A medium-sized Octopus species is described based on material collected in shallow equatorial waters around the oceanic islands of Fernando de Noronha Archipelago, Rocas Atoll, St Peter and St Paul…
Habitat, distribution, and abundance of the commercial octopus (Octopus insularis) in a tropical oceanic island, Brazil: Information for management of an artisanal fishery inside a marine protected…
Morphological assessment of the Octopus vulgaris species complex evaluated in light of molecular‐based phylogenetic inferences
The hypothesis that multiple O vulgaris‐like species are currently being incorrectly treated under a single species name, O. vulgaris, is supported.
World Octopus Fisheries
Abstract Recent studies have shown that coastal and shelf cephalopod populations have increased globally over the last six decades. Although cephalopod landings are dominated by the squid fishery,…
Octopus insularis (Octopodidae), evidences of a specialized predator and a time-minimizing hunter
The large proportion of two species of small crabs in den remains, the intense search for food during short hunting trips, and the intense use of cryptic body patterns during foraging trips, suggest that this species is a ‘time-minimizing’ forager instead of a “rate-maximizer’.
Cephalopod Cognition: Foraging and cognitive competence in octopuses
Occurrence of Octopus insularis Leite and Haimovici, 2008 in the Tropical Northwestern Atlantic and implications of species misidentification to octopus fisheries management
- Françoise D. Lima, Waldir M. Berbel-Filho, T. Leite, C. Rosas, Sergio M. Q. Lima
- Environmental Science, BiologyMarine Biodiversity
- 3 February 2017
Based on molecular and morphological data, the distribution of O. insularis is extended to the TNA and cases of misidentification among the most commercially exploited octopus species in this region are revealed.
Spatial distribution of epibenthic molluscs on a sandstone reef in the Northeast of Brazil.
- A. Martinez, L. Mendes, T. Leite
- Environmental ScienceBrazilian journal of biology = Revista brasleira…
- 1 May 2012
The results found could reflect a normal characteristic of the molluscan community distribution in sandstone reefs, with low coral cover, or could indicate a degradation state of this habitat if it is compared to coral reefs, once that the significantly high coverage of fleshy alga has been recognized as a negative indicator of reef ecosystems health.

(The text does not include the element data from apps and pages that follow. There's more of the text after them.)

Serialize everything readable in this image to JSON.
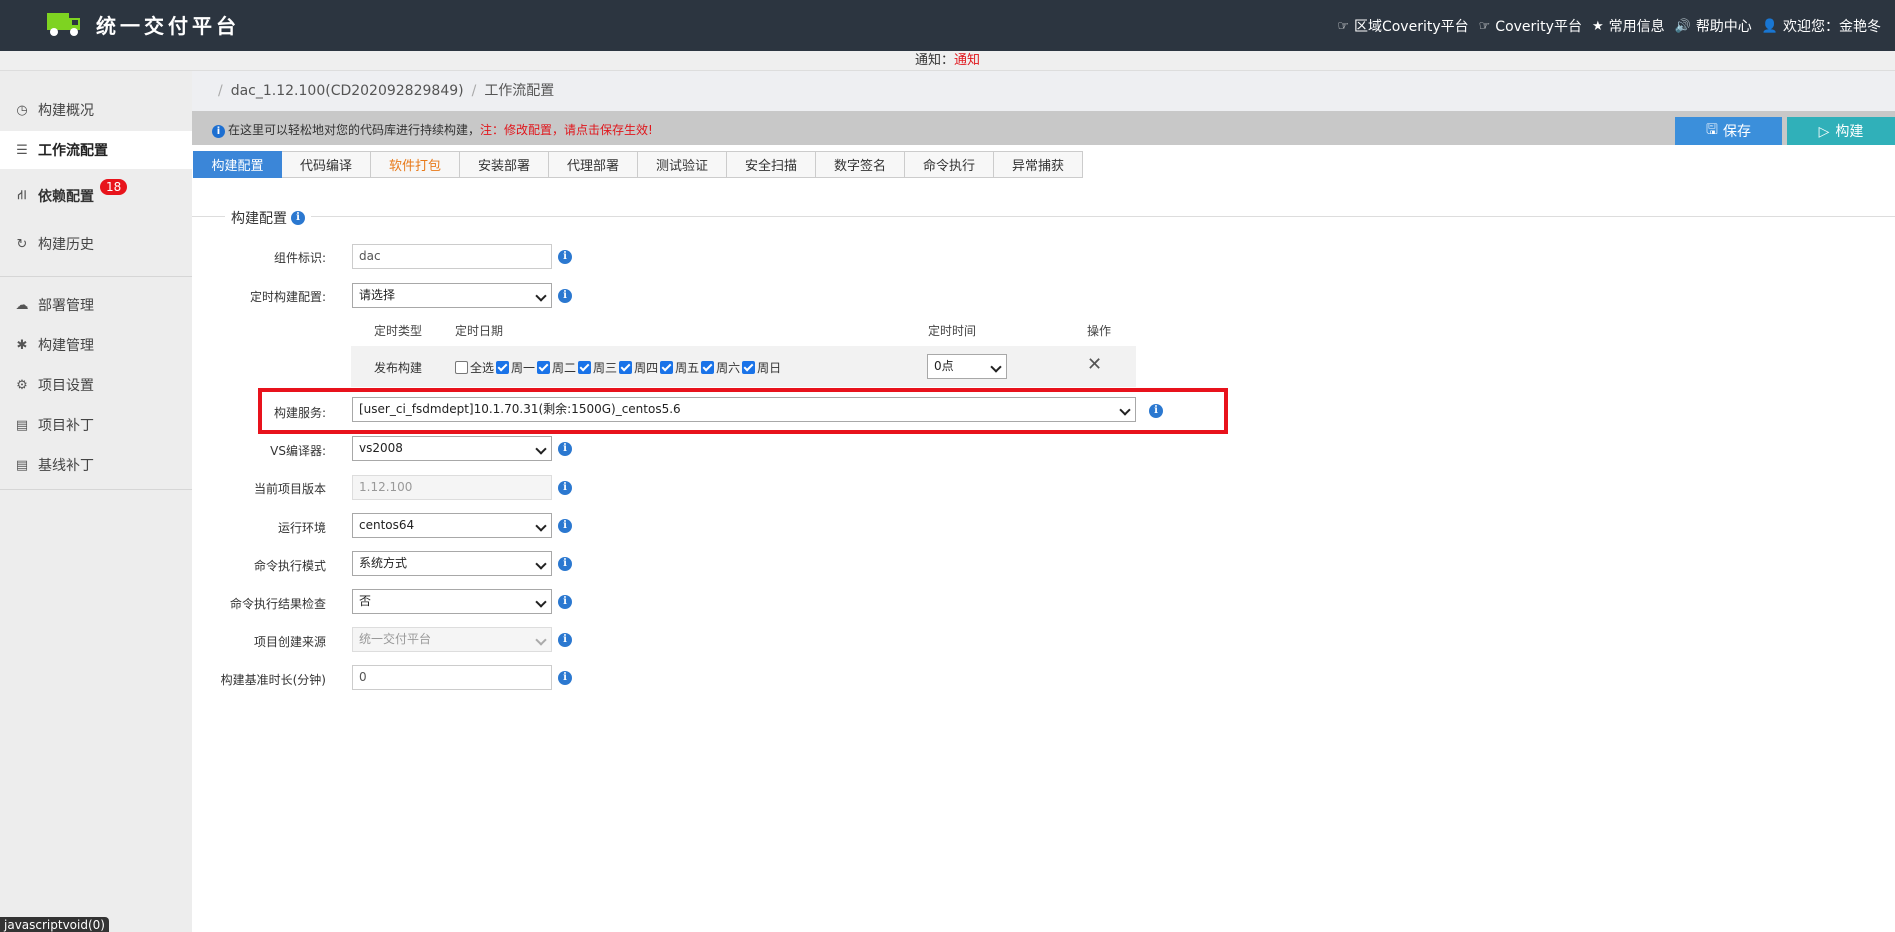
{
  "header": {
    "title": "统一交付平台",
    "nav": [
      {
        "icon": "hand-point-icon",
        "label": "区域Coverity平台"
      },
      {
        "icon": "hand-point-icon",
        "label": "Coverity平台"
      },
      {
        "icon": "star-icon",
        "label": "常用信息"
      },
      {
        "icon": "speaker-icon",
        "label": "帮助中心"
      },
      {
        "icon": "user-icon",
        "label": "欢迎您：金艳冬"
      }
    ]
  },
  "notice": {
    "label": "通知：",
    "link": "通知"
  },
  "sidebar": {
    "items": [
      {
        "icon": "clock-icon",
        "label": "构建概况"
      },
      {
        "icon": "list-icon",
        "label": "工作流配置"
      },
      {
        "icon": "road-icon",
        "label": "依赖配置",
        "badge": "18"
      },
      {
        "icon": "refresh-icon",
        "label": "构建历史"
      },
      {
        "icon": "cloud-icon",
        "label": "部署管理"
      },
      {
        "icon": "asterisk-icon",
        "label": "构建管理"
      },
      {
        "icon": "gear-icon",
        "label": "项目设置"
      },
      {
        "icon": "card-icon",
        "label": "项目补丁"
      },
      {
        "icon": "card-icon",
        "label": "基线补丁"
      }
    ]
  },
  "status_tooltip": "javascriptvoid(0)",
  "breadcrumb": {
    "project": "dac_1.12.100(CD202092829849)",
    "page": "工作流配置"
  },
  "infobar": {
    "text": "在这里可以轻松地对您的代码库进行持续构建，",
    "warning": "注：修改配置，请点击保存生效!"
  },
  "actions": {
    "save": "保存",
    "build": "构建"
  },
  "tabs": [
    "构建配置",
    "代码编译",
    "软件打包",
    "安装部署",
    "代理部署",
    "测试验证",
    "安全扫描",
    "数字签名",
    "命令执行",
    "异常捕获"
  ],
  "section_title": "构建配置",
  "form": {
    "component_id": {
      "label": "组件标识:",
      "value": "dac"
    },
    "schedule_config": {
      "label": "定时构建配置:",
      "value": "请选择"
    },
    "build_service": {
      "label": "构建服务:",
      "value": "[user_ci_fsdmdept]10.1.70.31(剩余:1500G)_centos5.6"
    },
    "vs_compiler": {
      "label": "VS编译器:",
      "value": "vs2008"
    },
    "project_version": {
      "label": "当前项目版本",
      "value": "1.12.100"
    },
    "runtime_env": {
      "label": "运行环境",
      "value": "centos64"
    },
    "cmd_mode": {
      "label": "命令执行模式",
      "value": "系统方式"
    },
    "cmd_check": {
      "label": "命令执行结果检查",
      "value": "否"
    },
    "project_source": {
      "label": "项目创建来源",
      "value": "统一交付平台"
    },
    "baseline_duration": {
      "label": "构建基准时长(分钟)",
      "value": "0"
    }
  },
  "schedule": {
    "headers": {
      "type": "定时类型",
      "date": "定时日期",
      "time": "定时时间",
      "op": "操作"
    },
    "row": {
      "type": "发布构建",
      "select_all": {
        "label": "全选",
        "checked": false
      },
      "days": [
        {
          "label": "周一",
          "checked": true
        },
        {
          "label": "周二",
          "checked": true
        },
        {
          "label": "周三",
          "checked": true
        },
        {
          "label": "周四",
          "checked": true
        },
        {
          "label": "周五",
          "checked": true
        },
        {
          "label": "周六",
          "checked": true
        },
        {
          "label": "周日",
          "checked": true
        }
      ],
      "time": "0点"
    }
  },
  "colors": {
    "accent": "#3b86d8",
    "highlight": "#e8121c",
    "topbar": "#2c3540",
    "build_button": "#30b0b9"
  }
}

Gonadal development and reproductive strategies of the tropical octopus (Octopus insularis) in northeast Brazil
- Françoise D. Lima, T. Leite, M. Haimovici, J. E. Lins Oliveira
- Biology, Environmental ScienceHydrobiologia
- 1 March 2014
Octopus insularis has a general gonadal development pattern similar to O. vulgaris, however, some differences were observed, as maturation at a smaller size, probably associated to a shorter life, and lower fecundity, which seems to be related to less variable conditions in the tropical environments.
Individual Prey Choices of Octopuses: Are they Generalist or Specialist?
It is hypothesized that both localized prey availability and individual personality differences could influence the exploration for prey and this translates into different prey choices across individuals and populations showed in this study.